From “theory” to accepted truth (and back again)
Cleanliness coupled with the germ theory, has indeed since saved many lives and prevented the spread of infection and disease in hospitals, in homes, in communities, and in agriculture. I share this history with you about Pasteur, Beauchamp, Bernard, and Semmelweis’ however because I believe it is important to realize that what seems like a “unsubstantiated” or “unscientific” thinking in one day and age, is often proved correct only a few short decades later.
On his deathbed Pasteur, who once said that germs created illness and that the human body is sterile – basically a blank slate free of germs, then made his final statements admitting and condemning his “Germ Theory” and said, “Bernard was right. The microbe is nothing; the milieu is everything.”
Where does this leave us?
Up until just a few years ago a condition known as ‘leaky gut’ (where intestinal imbalance weakens the gut wall allows particles to pass through the wall into the blood stream) was scoffed at by many within the medical industry. Similarly, despite hundreds of research journal publications on the gut-brain-axis, some still consider it simply “a notion” that intestinal microbiota can influence brain function and state of mind.
It is therefore vitally important we all seek our own understanding of the facets of health. One of these, perhaps the most fundamental of all health principles is good digestive balance, and while cleanliness and avoiding major pathogens is important, most of us have taken the “hygiene hypothesis” too far. Theories such as “too clean for our own good” were ridiculed 10 years ago are now supported by irrefutable research that the body requires constant exposure to milder microbes for power and strength.
There’s much more to consider, and in the next few posts we will discuss which lifestyle factors effect gut balance and increase the passage of foreign particles across the gut wall (including introducing solid foods before this barrier is adequately formed), allergenic foods, a number of drugs (including NSAIDs, antibiotics, chemotherapeutic agents, cocaine) and how bacterial overgrowth can all cause increased permeability.9
A few points to consider in the meantime…
- In our own homes, among our own family, we want to build up our immune systems.

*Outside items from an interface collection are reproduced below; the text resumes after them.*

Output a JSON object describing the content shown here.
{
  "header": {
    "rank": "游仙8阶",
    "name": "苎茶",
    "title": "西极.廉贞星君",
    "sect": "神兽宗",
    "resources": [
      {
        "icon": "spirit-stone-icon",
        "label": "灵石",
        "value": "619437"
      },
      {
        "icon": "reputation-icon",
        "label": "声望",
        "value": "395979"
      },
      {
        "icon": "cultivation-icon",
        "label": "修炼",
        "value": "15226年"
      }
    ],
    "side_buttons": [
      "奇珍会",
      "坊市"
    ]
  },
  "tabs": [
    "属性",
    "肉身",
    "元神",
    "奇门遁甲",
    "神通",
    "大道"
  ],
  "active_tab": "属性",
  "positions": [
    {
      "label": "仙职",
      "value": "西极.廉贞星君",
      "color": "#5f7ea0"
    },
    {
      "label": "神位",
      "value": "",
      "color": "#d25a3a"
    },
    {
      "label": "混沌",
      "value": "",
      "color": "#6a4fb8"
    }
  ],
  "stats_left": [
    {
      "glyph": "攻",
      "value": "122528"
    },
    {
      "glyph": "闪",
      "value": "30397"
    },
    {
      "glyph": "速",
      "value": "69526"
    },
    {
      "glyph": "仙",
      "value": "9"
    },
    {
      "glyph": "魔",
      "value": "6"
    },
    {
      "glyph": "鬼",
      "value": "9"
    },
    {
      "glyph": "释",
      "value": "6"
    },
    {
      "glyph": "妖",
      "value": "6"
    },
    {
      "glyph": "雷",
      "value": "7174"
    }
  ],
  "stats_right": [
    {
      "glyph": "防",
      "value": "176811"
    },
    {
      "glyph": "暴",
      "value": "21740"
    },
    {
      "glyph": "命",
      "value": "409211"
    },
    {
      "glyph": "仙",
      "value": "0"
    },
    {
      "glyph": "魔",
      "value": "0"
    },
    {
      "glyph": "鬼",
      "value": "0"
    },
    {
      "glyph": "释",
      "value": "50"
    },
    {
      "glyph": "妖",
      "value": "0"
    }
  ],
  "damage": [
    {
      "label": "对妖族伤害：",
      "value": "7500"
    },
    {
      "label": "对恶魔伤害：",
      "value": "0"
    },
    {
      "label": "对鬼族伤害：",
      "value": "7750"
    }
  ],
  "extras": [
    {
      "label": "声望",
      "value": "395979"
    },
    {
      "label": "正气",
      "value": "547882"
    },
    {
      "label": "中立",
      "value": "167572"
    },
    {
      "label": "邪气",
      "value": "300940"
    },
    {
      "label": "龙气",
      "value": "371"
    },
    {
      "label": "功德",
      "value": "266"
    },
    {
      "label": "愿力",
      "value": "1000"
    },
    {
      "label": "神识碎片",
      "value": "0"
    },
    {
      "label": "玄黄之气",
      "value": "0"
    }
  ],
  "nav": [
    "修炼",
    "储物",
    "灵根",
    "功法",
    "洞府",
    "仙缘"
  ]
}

That’s why letting children crawl on the floor is fine, having family pets is encouraged and sharing a spoon with your sister is, again, fine.
- Cleaning away visible dirt or grime on any surface — sinks, floors, or door handles with thorough washing and cleaning products that are free of harsh chemicals — is usually enough without constant sterilizing and using disinfectants such as bleach (which probably kills everything in the air around it, too!).
- Washing our hands with simple soap dislodges and removes surface particles without stripping everything on the skin. Antibacterial soaps kill both good and bad bacteria, and strip the skin of the environment it needs to sustain good bacteria.
- Be less concerned about germs but instead focus more on considering how strong is your terrain. How strong is your digestive balance, digestive power?
- Learn how to strengthen your digestive power through decreasing your reliance on antibiotics and other types of drugs, through decreasing the stress in your life and your sugar intake.
- Learn how you may be able to strengthen your digestive power through eating wholesome organic fruits and vegetables and probiotic rich foods (including fermented and cultured foods) and supplementing with probiotics, glutamine, fish oil, quercetin, ginkgo and other flavonoid antioxidants.10
- Discover the health benefits that regular chiropractic adjustments may offer your digestive and immune system and the support and guidance holistic practitioners can offer you and your family.
…And keep your own terrain strong.
Yours in Health,
Dr Jennifer Barham-Floreani